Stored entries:
■ ■ ■

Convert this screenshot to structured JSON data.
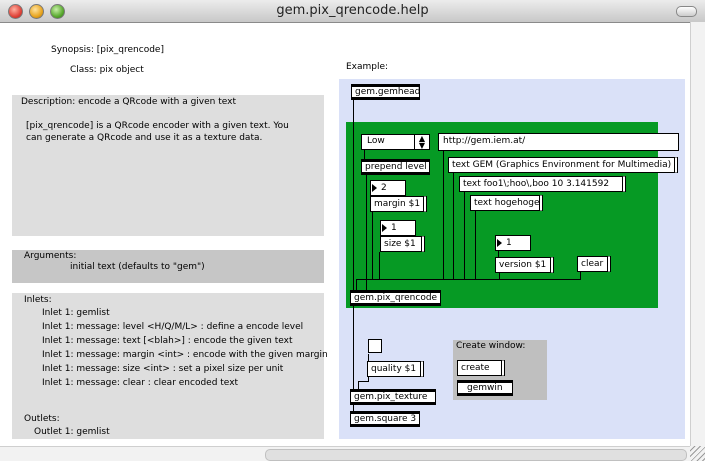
{
  "window": {
    "title": "gem.pix_qrencode.help"
  },
  "synopsis": {
    "label": "Synopsis:",
    "value": "[pix_qrencode]"
  },
  "class": {
    "label": "Class:",
    "value": "pix object"
  },
  "description": {
    "line1": "Description: encode a QRcode with a given text",
    "line2": "[pix_qrencode] is a QRcode encoder with a given text. You",
    "line3": "can generate a QRcode and use it as a texture data."
  },
  "arguments": {
    "header": "Arguments:",
    "item": "initial text (defaults to \"gem\")"
  },
  "inlets": {
    "header": "Inlets:",
    "items": [
      "Inlet 1: gemlist",
      "Inlet 1: message: level <H/Q/M/L> : define a encode level",
      "Inlet 1: message: text [<blah>] : encode the given text",
      "Inlet 1: message: margin <int> : encode with the given margin",
      "Inlet 1: message: size <int> : set a pixel size per unit",
      "Inlet 1: message: clear : clear encoded text"
    ]
  },
  "outlets": {
    "header": "Outlets:",
    "item": "Outlet 1: gemlist"
  },
  "example": {
    "label": "Example:",
    "gemhead": "gem.gemhead",
    "level_dropdown": "Low",
    "url_field": "http://gem.iem.at/",
    "prepend": "prepend level",
    "text_gem": "text GEM (Graphics Environment for Multimedia)",
    "text_foo": "text foo1\\;hoo\\,boo 10 3.141592",
    "text_hoge": "text hogehoge",
    "margin_num": "2",
    "margin_msg": "margin $1",
    "size_num": "1",
    "size_msg": "size $1",
    "version_num": "1",
    "version_msg": "version $1",
    "clear_msg": "clear",
    "qrencode": "gem.pix_qrencode",
    "quality_msg": "quality $1",
    "texture": "gem.pix_texture",
    "square": "gem.square 3",
    "create_window_label": "Create window:",
    "create_msg": "create",
    "gemwin": "gemwin"
  },
  "colors": {
    "example_bg": "#dae1f8",
    "green_subpatch": "#069a24",
    "panel_gray": "#dedede"
  }
}
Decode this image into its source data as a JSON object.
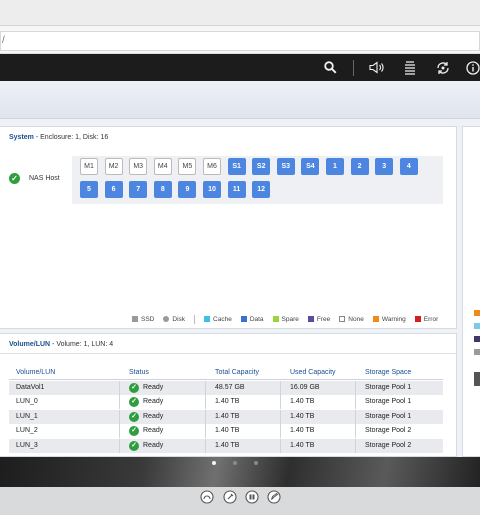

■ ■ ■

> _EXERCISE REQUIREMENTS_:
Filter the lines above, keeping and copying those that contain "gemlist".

> _SOLVED EXERCISE_:
      "Inlet 1: gemlist",
    "item": "Outlet 1: gemlist"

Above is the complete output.